(PROVIDED RECORDS Opens)

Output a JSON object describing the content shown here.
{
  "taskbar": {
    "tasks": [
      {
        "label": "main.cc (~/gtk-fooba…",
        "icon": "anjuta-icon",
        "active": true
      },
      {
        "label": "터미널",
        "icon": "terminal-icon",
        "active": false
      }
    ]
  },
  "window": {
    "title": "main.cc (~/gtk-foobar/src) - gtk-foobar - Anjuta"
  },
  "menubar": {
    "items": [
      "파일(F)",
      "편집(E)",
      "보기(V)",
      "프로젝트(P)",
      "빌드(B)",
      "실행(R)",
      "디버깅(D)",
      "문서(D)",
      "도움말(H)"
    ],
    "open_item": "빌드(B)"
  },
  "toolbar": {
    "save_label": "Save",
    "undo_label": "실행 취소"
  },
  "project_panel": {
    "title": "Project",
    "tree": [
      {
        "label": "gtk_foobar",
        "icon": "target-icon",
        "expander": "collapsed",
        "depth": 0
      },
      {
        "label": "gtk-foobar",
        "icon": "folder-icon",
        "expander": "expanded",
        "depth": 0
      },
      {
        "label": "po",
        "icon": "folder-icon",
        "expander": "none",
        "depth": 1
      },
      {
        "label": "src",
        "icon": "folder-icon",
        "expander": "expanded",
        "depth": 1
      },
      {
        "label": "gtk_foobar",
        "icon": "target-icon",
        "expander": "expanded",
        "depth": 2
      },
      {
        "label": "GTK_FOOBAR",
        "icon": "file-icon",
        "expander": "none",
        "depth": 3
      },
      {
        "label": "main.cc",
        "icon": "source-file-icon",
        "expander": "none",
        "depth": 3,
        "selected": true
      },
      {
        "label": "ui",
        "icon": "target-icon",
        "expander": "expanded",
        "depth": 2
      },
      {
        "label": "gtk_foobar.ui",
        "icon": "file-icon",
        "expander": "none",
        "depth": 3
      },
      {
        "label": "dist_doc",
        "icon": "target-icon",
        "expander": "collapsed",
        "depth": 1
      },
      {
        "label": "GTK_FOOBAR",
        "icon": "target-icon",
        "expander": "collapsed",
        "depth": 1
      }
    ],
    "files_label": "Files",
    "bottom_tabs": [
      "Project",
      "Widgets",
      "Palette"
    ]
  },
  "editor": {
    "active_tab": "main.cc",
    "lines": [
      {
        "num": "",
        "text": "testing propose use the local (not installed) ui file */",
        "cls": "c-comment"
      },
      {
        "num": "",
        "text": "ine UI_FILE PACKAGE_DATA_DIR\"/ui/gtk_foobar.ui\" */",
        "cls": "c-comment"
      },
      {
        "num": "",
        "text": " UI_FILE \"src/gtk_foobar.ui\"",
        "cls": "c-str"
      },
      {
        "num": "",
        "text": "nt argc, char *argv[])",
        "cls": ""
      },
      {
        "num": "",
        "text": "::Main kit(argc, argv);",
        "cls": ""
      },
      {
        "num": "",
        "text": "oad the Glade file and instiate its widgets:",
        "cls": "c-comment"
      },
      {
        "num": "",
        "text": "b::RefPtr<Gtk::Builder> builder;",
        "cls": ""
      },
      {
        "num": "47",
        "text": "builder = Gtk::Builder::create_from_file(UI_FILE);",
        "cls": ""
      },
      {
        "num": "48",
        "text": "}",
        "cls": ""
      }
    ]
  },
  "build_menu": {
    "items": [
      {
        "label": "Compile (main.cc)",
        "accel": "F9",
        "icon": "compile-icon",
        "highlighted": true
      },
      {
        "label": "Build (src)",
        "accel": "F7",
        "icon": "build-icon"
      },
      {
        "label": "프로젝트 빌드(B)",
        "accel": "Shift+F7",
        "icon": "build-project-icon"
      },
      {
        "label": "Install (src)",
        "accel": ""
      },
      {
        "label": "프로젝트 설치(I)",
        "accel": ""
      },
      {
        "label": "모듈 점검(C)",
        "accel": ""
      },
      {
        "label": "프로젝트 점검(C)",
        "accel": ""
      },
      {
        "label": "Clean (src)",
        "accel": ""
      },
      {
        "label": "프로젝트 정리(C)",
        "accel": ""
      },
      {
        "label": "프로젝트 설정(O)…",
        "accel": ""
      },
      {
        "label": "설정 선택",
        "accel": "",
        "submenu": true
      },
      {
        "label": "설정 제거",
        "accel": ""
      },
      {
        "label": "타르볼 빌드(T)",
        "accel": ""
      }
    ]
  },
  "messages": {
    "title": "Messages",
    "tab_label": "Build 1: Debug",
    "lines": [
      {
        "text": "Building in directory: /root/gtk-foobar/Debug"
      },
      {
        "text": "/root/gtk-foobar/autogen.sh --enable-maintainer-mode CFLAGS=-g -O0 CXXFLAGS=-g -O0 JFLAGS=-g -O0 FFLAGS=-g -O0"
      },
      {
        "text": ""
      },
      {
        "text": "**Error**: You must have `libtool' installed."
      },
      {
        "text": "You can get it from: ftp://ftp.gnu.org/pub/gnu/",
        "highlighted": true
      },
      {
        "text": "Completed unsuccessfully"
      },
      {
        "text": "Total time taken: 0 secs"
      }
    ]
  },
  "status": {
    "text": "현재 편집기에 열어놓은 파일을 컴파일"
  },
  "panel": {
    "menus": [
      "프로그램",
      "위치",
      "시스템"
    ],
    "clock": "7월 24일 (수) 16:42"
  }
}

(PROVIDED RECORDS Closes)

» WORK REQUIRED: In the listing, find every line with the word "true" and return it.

» WORKED SOLUTION:
        "active": true
        "selected": true
        "highlighted": true
        "submenu": true
        "highlighted": true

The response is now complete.